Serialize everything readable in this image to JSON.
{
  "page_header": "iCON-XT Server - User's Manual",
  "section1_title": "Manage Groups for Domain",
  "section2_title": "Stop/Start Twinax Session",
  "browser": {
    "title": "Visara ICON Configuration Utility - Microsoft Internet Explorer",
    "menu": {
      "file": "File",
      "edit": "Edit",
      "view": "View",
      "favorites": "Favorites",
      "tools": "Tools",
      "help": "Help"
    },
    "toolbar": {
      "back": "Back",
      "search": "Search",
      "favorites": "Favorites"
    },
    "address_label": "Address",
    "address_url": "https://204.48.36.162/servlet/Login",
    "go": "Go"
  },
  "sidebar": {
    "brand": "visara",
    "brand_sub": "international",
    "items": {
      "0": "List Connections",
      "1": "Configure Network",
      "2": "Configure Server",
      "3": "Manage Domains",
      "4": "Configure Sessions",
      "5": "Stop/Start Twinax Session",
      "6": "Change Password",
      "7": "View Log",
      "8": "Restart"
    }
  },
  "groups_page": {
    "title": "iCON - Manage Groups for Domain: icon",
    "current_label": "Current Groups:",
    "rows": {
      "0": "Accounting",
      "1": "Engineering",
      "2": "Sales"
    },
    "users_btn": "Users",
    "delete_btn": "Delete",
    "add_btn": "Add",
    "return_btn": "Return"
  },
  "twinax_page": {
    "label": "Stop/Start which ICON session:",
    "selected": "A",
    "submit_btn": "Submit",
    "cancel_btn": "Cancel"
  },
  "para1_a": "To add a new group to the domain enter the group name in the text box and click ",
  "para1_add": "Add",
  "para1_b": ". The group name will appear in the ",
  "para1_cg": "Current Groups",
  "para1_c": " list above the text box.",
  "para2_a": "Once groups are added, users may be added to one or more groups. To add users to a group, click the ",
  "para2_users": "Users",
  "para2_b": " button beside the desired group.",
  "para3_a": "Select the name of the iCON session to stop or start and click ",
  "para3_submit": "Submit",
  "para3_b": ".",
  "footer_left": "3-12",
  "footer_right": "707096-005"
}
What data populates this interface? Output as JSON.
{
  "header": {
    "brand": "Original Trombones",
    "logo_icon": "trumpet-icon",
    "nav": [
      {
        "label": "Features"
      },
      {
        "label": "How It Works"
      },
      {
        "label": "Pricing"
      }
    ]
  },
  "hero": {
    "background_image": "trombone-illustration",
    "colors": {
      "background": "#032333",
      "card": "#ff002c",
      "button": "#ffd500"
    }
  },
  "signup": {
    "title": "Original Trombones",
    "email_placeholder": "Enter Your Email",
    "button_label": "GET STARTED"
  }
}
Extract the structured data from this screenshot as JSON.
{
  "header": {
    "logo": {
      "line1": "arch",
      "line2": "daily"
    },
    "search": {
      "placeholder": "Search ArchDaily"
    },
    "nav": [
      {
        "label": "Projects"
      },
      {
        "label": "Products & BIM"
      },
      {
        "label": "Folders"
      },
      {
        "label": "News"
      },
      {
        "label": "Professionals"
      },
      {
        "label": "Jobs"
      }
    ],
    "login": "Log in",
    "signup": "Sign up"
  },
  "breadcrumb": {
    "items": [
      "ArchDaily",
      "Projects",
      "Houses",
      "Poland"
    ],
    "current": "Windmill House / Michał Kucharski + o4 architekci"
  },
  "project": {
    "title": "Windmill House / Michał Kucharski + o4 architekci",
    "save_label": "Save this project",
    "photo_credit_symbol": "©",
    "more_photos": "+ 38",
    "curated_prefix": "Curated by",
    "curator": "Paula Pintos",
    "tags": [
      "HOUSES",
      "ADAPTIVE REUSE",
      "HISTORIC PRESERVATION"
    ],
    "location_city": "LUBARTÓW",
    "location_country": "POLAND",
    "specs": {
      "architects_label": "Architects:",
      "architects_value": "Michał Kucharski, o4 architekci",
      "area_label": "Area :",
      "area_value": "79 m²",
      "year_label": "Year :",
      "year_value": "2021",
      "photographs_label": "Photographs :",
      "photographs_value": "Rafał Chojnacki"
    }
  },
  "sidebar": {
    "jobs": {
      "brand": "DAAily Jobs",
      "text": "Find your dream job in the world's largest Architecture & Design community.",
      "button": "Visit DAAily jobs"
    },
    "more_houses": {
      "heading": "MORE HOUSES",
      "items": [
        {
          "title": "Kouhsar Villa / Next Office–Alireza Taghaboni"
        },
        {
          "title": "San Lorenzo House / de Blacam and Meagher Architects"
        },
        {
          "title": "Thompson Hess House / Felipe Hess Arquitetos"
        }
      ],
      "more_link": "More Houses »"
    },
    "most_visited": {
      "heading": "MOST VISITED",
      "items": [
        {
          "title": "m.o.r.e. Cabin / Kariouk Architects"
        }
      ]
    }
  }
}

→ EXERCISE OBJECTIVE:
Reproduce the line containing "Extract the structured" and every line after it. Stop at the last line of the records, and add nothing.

→ ANSWER TO THIS PROBLEM:
Extract the structured data from this screenshot as JSON.
{
  "header": {
    "logo": {
      "line1": "arch",
      "line2": "daily"
    },
    "search": {
      "placeholder": "Search ArchDaily"
    },
    "nav": [
      {
        "label": "Projects"
      },
      {
        "label": "Products & BIM"
      },
      {
        "label": "Folders"
      },
      {
        "label": "News"
      },
      {
        "label": "Professionals"
      },
      {
        "label": "Jobs"
      }
    ],
    "login": "Log in",
    "signup": "Sign up"
  },
  "breadcrumb": {
    "items": [
      "ArchDaily",
      "Projects",
      "Houses",
      "Poland"
    ],
    "current": "Windmill House / Michał Kucharski + o4 architekci"
  },
  "project": {
    "title": "Windmill House / Michał Kucharski + o4 architekci",
    "save_label": "Save this project",
    "photo_credit_symbol": "©",
    "more_photos": "+ 38",
    "curated_prefix": "Curated by",
    "curator": "Paula Pintos",
    "tags": [
      "HOUSES",
      "ADAPTIVE REUSE",
      "HISTORIC PRESERVATION"
    ],
    "location_city": "LUBARTÓW",
    "location_country": "POLAND",
    "specs": {
      "architects_label": "Architects:",
      "architects_value": "Michał Kucharski, o4 architekci",
      "area_label": "Area :",
      "area_value": "79 m²",
      "year_label": "Year :",
      "year_value": "2021",
      "photographs_label": "Photographs :",
      "photographs_value": "Rafał Chojnacki"
    }
  },
  "sidebar": {
    "jobs": {
      "brand": "DAAily Jobs",
      "text": "Find your dream job in the world's largest Architecture & Design community.",
      "button": "Visit DAAily jobs"
    },
    "more_houses": {
      "heading": "MORE HOUSES",
      "items": [
        {
          "title": "Kouhsar Villa / Next Office–Alireza Taghaboni"
        },
        {
          "title": "San Lorenzo House / de Blacam and Meagher Architects"
        },
        {
          "title": "Thompson Hess House / Felipe Hess Arquitetos"
        }
      ],
      "more_link": "More Houses »"
    },
    "most_visited": {
      "heading": "MOST VISITED",
      "items": [
        {
          "title": "m.o.r.e. Cabin / Kariouk Architects"
        }
      ]
    }
  }
}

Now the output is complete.